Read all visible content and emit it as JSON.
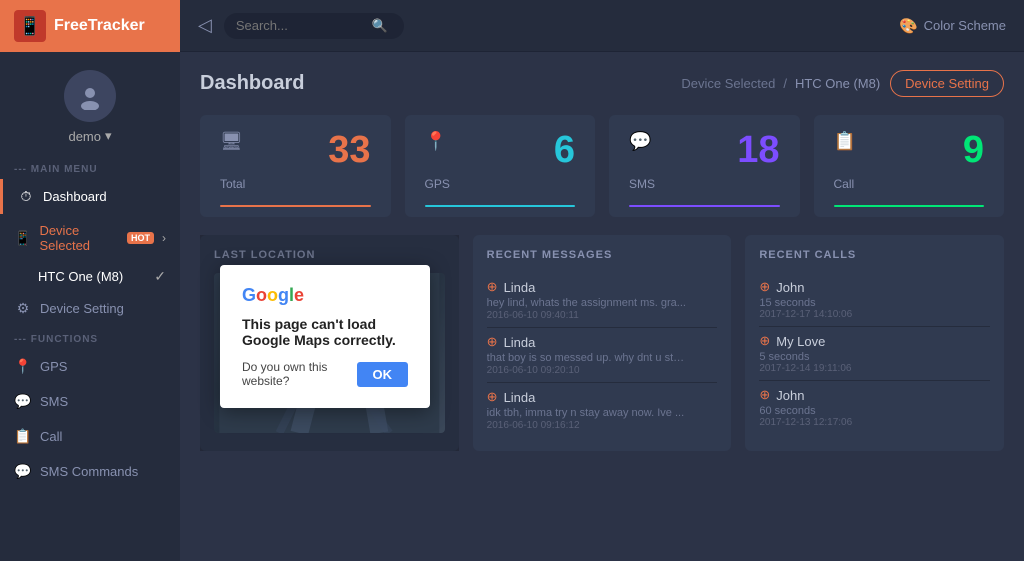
{
  "app": {
    "name": "FreeTracker",
    "logo_emoji": "📱"
  },
  "topbar": {
    "search_placeholder": "Search...",
    "color_scheme_label": "Color Scheme"
  },
  "sidebar": {
    "profile_name": "demo",
    "main_menu_label": "--- MAIN MENU",
    "items": [
      {
        "id": "dashboard",
        "label": "Dashboard",
        "icon": "⏱",
        "active": true
      },
      {
        "id": "device-selected",
        "label": "Device Selected",
        "icon": "📱",
        "hot": true
      },
      {
        "id": "htc-one",
        "label": "HTC One (M8)",
        "sub": true
      },
      {
        "id": "device-setting",
        "label": "Device Setting",
        "icon": "⚙"
      }
    ],
    "functions_label": "--- FUNCTIONS",
    "function_items": [
      {
        "id": "gps",
        "label": "GPS",
        "icon": "📍"
      },
      {
        "id": "sms",
        "label": "SMS",
        "icon": "💬"
      },
      {
        "id": "call",
        "label": "Call",
        "icon": "📋"
      },
      {
        "id": "sms-commands",
        "label": "SMS Commands",
        "icon": "💬"
      }
    ]
  },
  "page": {
    "title": "Dashboard",
    "breadcrumb_label": "Device Selected",
    "breadcrumb_sep": "/",
    "breadcrumb_device": "HTC One (M8)",
    "device_setting_btn": "Device Setting"
  },
  "stats": [
    {
      "id": "total",
      "label": "Total",
      "value": "33",
      "color": "#e8734a",
      "bar_color": "#e8734a",
      "icon": "🖥"
    },
    {
      "id": "gps",
      "label": "GPS",
      "value": "6",
      "color": "#26c6da",
      "bar_color": "#26c6da",
      "icon": "📍"
    },
    {
      "id": "sms",
      "label": "SMS",
      "value": "18",
      "color": "#7c4dff",
      "bar_color": "#7c4dff",
      "icon": "💬"
    },
    {
      "id": "call",
      "label": "Call",
      "value": "9",
      "color": "#00e676",
      "bar_color": "#00e676",
      "icon": "📋"
    }
  ],
  "last_location": {
    "title": "LAST LOCATION"
  },
  "google_dialog": {
    "logo_text": "Google",
    "title": "This page can't load Google Maps correctly.",
    "question": "Do you own this website?",
    "ok_label": "OK"
  },
  "recent_messages": {
    "title": "RECENT MESSAGES",
    "items": [
      {
        "sender": "Linda",
        "text": "hey lind, whats the assignment ms. gra...",
        "time": "2016-06-10 09:40:11"
      },
      {
        "sender": "Linda",
        "text": "that boy is so messed up. why dnt u sta...",
        "time": "2016-06-10 09:20:10"
      },
      {
        "sender": "Linda",
        "text": "idk tbh, imma try n stay away now. Ive ...",
        "time": "2016-06-10 09:16:12"
      }
    ]
  },
  "recent_calls": {
    "title": "RECENT CALLS",
    "items": [
      {
        "name": "John",
        "duration": "15 seconds",
        "time": "2017-12-17 14:10:06"
      },
      {
        "name": "My Love",
        "duration": "5 seconds",
        "time": "2017-12-14 19:11:06"
      },
      {
        "name": "John",
        "duration": "60 seconds",
        "time": "2017-12-13 12:17:06"
      }
    ]
  }
}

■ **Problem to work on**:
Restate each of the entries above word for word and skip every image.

■ **Completed task**:
Read all visible content and emit it as JSON.
{
  "app": {
    "name": "FreeTracker",
    "logo_emoji": "📱"
  },
  "topbar": {
    "search_placeholder": "Search...",
    "color_scheme_label": "Color Scheme"
  },
  "sidebar": {
    "profile_name": "demo",
    "main_menu_label": "--- MAIN MENU",
    "items": [
      {
        "id": "dashboard",
        "label": "Dashboard",
        "icon": "⏱",
        "active": true
      },
      {
        "id": "device-selected",
        "label": "Device Selected",
        "icon": "📱",
        "hot": true
      },
      {
        "id": "htc-one",
        "label": "HTC One (M8)",
        "sub": true
      },
      {
        "id": "device-setting",
        "label": "Device Setting",
        "icon": "⚙"
      }
    ],
    "functions_label": "--- FUNCTIONS",
    "function_items": [
      {
        "id": "gps",
        "label": "GPS",
        "icon": "📍"
      },
      {
        "id": "sms",
        "label": "SMS",
        "icon": "💬"
      },
      {
        "id": "call",
        "label": "Call",
        "icon": "📋"
      },
      {
        "id": "sms-commands",
        "label": "SMS Commands",
        "icon": "💬"
      }
    ]
  },
  "page": {
    "title": "Dashboard",
    "breadcrumb_label": "Device Selected",
    "breadcrumb_sep": "/",
    "breadcrumb_device": "HTC One (M8)",
    "device_setting_btn": "Device Setting"
  },
  "stats": [
    {
      "id": "total",
      "label": "Total",
      "value": "33",
      "color": "#e8734a",
      "bar_color": "#e8734a",
      "icon": "🖥"
    },
    {
      "id": "gps",
      "label": "GPS",
      "value": "6",
      "color": "#26c6da",
      "bar_color": "#26c6da",
      "icon": "📍"
    },
    {
      "id": "sms",
      "label": "SMS",
      "value": "18",
      "color": "#7c4dff",
      "bar_color": "#7c4dff",
      "icon": "💬"
    },
    {
      "id": "call",
      "label": "Call",
      "value": "9",
      "color": "#00e676",
      "bar_color": "#00e676",
      "icon": "📋"
    }
  ],
  "last_location": {
    "title": "LAST LOCATION"
  },
  "google_dialog": {
    "logo_text": "Google",
    "title": "This page can't load Google Maps correctly.",
    "question": "Do you own this website?",
    "ok_label": "OK"
  },
  "recent_messages": {
    "title": "RECENT MESSAGES",
    "items": [
      {
        "sender": "Linda",
        "text": "hey lind, whats the assignment ms. gra...",
        "time": "2016-06-10 09:40:11"
      },
      {
        "sender": "Linda",
        "text": "that boy is so messed up. why dnt u sta...",
        "time": "2016-06-10 09:20:10"
      },
      {
        "sender": "Linda",
        "text": "idk tbh, imma try n stay away now. Ive ...",
        "time": "2016-06-10 09:16:12"
      }
    ]
  },
  "recent_calls": {
    "title": "RECENT CALLS",
    "items": [
      {
        "name": "John",
        "duration": "15 seconds",
        "time": "2017-12-17 14:10:06"
      },
      {
        "name": "My Love",
        "duration": "5 seconds",
        "time": "2017-12-14 19:11:06"
      },
      {
        "name": "John",
        "duration": "60 seconds",
        "time": "2017-12-13 12:17:06"
      }
    ]
  }
}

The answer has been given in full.